In Defense of Jaywalking
Banning the practice won't make pedestrians safer.
Looking at any number of big-city dailies over the last few weeks, one might reasonably surmise that we are in the middle of a new public-health epidemic with an old name: jaywalking.
A columnist for the San Francisco Chronicle, commenting on a report on the city's most dangerous intersections, wrote: "[I]s it any surprise that three of the top four are near Sixth and Market streets, the home of the lackadaisical jaywalker? Seriously, how often have you seen someone there walk out into traffic against the light, confidently assuming that the car will stop?" In Boston, meanwhile, the Globe sounded exasperated about how "throngs of iPod-wearing, cellphone-texting walkers blew through the red 'Don't walk' signs, barely acknowledging the flustered drivers who slammed on the brakes and banged on their dashboards in futility." In New York, the Post bemoaned "jaywalking's steep toll," calling it a "foolish practice" that "needs to stop."
These accounts—which are typically combined with grim statistics on pedestrian deaths and injuries, but no deeper analysis—could well leave casual readers with the impression that jaywalking is the single greatest risk to the urban pedestrian, that pedestrians wantonly solicit injuries and death with their depraved behavior, and that properly corralling pedestrians could solve all our traffic safety problems.
All of which is wrong. Certainly, there are egregious jaywalkers who defy logic and physics in their wayward perambulations. (Many of these are drunk people; as the National Highway Traffic Safety Administration notes, "about 25 percent of fatally injured pedestrians have a BAC greater than .20"). And, conversely, there are also careful jaywalkers, like myself, who frankly find the notion of waiting for a signal when no cars are in sight to be faintly ridiculous and anti-urban.
But the facts simply do not support the idea that jaywalking is the greatest danger pedestrians face, and that drivers should be let off the hook.

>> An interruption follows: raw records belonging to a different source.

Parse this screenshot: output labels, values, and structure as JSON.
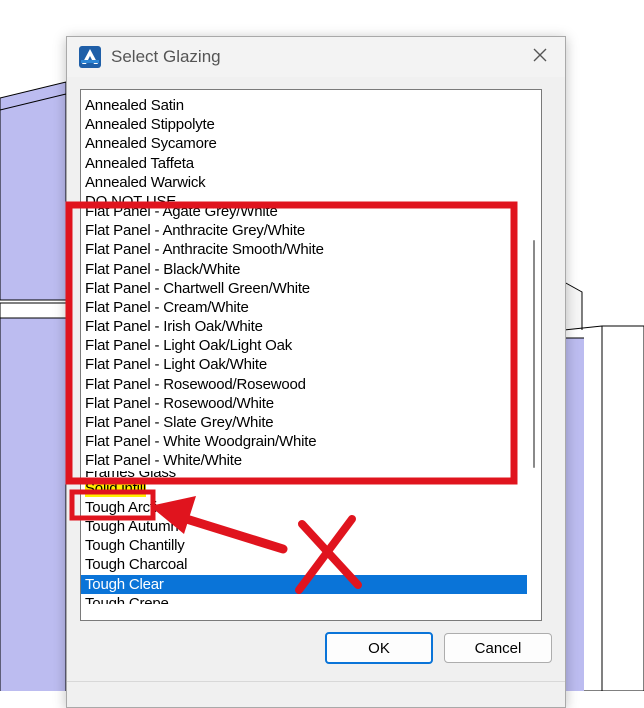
{
  "dialog": {
    "title": "Select Glazing",
    "close_label": "×"
  },
  "list": {
    "items": [
      {
        "label": "Annealed Satin",
        "state": "normal"
      },
      {
        "label": "Annealed Stippolyte",
        "state": "normal"
      },
      {
        "label": "Annealed Sycamore",
        "state": "normal"
      },
      {
        "label": "Annealed Taffeta",
        "state": "normal"
      },
      {
        "label": "Annealed Warwick",
        "state": "normal"
      },
      {
        "label": "DO NOT USE",
        "state": "clipped"
      },
      {
        "label": "Flat Panel - Agate Grey/White",
        "state": "normal"
      },
      {
        "label": "Flat Panel - Anthracite Grey/White",
        "state": "normal"
      },
      {
        "label": "Flat Panel - Anthracite Smooth/White",
        "state": "normal"
      },
      {
        "label": "Flat Panel - Black/White",
        "state": "normal"
      },
      {
        "label": "Flat Panel - Chartwell Green/White",
        "state": "normal"
      },
      {
        "label": "Flat Panel - Cream/White",
        "state": "normal"
      },
      {
        "label": "Flat Panel - Irish Oak/White",
        "state": "normal"
      },
      {
        "label": "Flat Panel - Light Oak/Light Oak",
        "state": "normal"
      },
      {
        "label": "Flat Panel - Light Oak/White",
        "state": "normal"
      },
      {
        "label": "Flat Panel - Rosewood/Rosewood",
        "state": "normal"
      },
      {
        "label": "Flat Panel - Rosewood/White",
        "state": "normal"
      },
      {
        "label": "Flat Panel - Slate Grey/White",
        "state": "normal"
      },
      {
        "label": "Flat Panel - White Woodgrain/White",
        "state": "normal"
      },
      {
        "label": "Flat Panel - White/White",
        "state": "normal"
      },
      {
        "label": "Frames Glass",
        "state": "clipped2"
      },
      {
        "label": "Solid infill",
        "state": "highlighted"
      },
      {
        "label": "Tough Arctic",
        "state": "normal"
      },
      {
        "label": "Tough Autumn",
        "state": "normal"
      },
      {
        "label": "Tough Chantilly",
        "state": "normal"
      },
      {
        "label": "Tough Charcoal",
        "state": "normal"
      },
      {
        "label": "Tough Clear",
        "state": "selected"
      },
      {
        "label": "Tough Crepe",
        "state": "clipped"
      }
    ]
  },
  "buttons": {
    "ok": "OK",
    "cancel": "Cancel"
  },
  "colors": {
    "selection": "#0a74d8",
    "highlight": "#ffee00",
    "annotation": "#e0141e",
    "background_panel": "#bcbcf0"
  },
  "icons": {
    "app": "app-logo-icon",
    "close": "close-icon",
    "annotation_arrow": "arrow-icon",
    "annotation_cross": "cross-mark-icon"
  }
}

In San Francisco, for example, a report by the city's Municipal Transportation Agency looking at collisions in 2007 found that cases of drivers violating the pedestrian's right of way were more common than pedestrians violating that of drivers. In New York City the Post, quoting numbers from the DoT, said 50 jaywalkers were killed annually; this is a high number to be sure, but just one-fourth the total pedestrian death toll.
And numbers are only the half of it, because they rarely do justice to the complexity of the pedestrian safety issue—often they do it an injustice. It's not uncommon to find statements such as this, from a law enforcement magazine: "A study out of Florida revealed that pedestrians are at fault 80 percent of the time." Such lines suggest the answer is simple: Let's crack down on dangerous walkers! But the truth is more complicated, and fault is a word rarely used by traffic safety professionals. Florida is, first of all, a generally terrible place to be a pedestrian: One survey of pedestrian danger found that half of the nation's 10 most dangerous places for pedestrians were in the Sunshine State. Are the people of Florida overwhelmingly predisposed to careless pedestrianism? Of course not. The real problem is that Florida doesn't offer many ways for pedestrians to safely navigate its streets. (And moreover throws a lot of dangerous drivers their way; in 2007 its alcohol-impaired fatality rate, adjusted for miles driven, was more than twice as high as the state with the lowest rate.)
Facts like these tend to trickle into, and corrupt, crash-reporting statistics. As the Surface Transportation Policy Project points out, "a cursory glance at state and national statistics reveals a substantial number of pedestrian fatalities occur outside a crosswalk. Yet a closer look at national data shows that 59 percent of pedestrian deaths for which location information was recorded happened in places where pedestrians had no convenient access to a crosswalk. While jaywalking is often cited as a cause of pedestrian accidents, less than 20 percent of fatalities occurred where a pedestrian was crossing outside an easily available crosswalk." And police, who largely tend to be in vehicles, often misinterpret such subtleties or exhibit a pronounced pro-driver bias. And so it's not uncommon to hear statements like he "came out of nowhere," when in fact the pedestrian was crossing legally. In many cases, the pedestrian is no longer around to offer a rebuttal.
Tom Vanderbilt is author of Traffic: Why We Drive the Way We Do, now available in paperback. He is contributing editor to Artforum, Print, and I.D.; contributing writer to Design Observer; and has written for many publications, including Wired, the Wilson Quarterly, the New York Times Magazine, and the London Review of Books. He blogs at howwedrive.com and lives in Brooklyn, N.Y. You can follow him on Twitter at www.twitter.com/tomvanderbilt.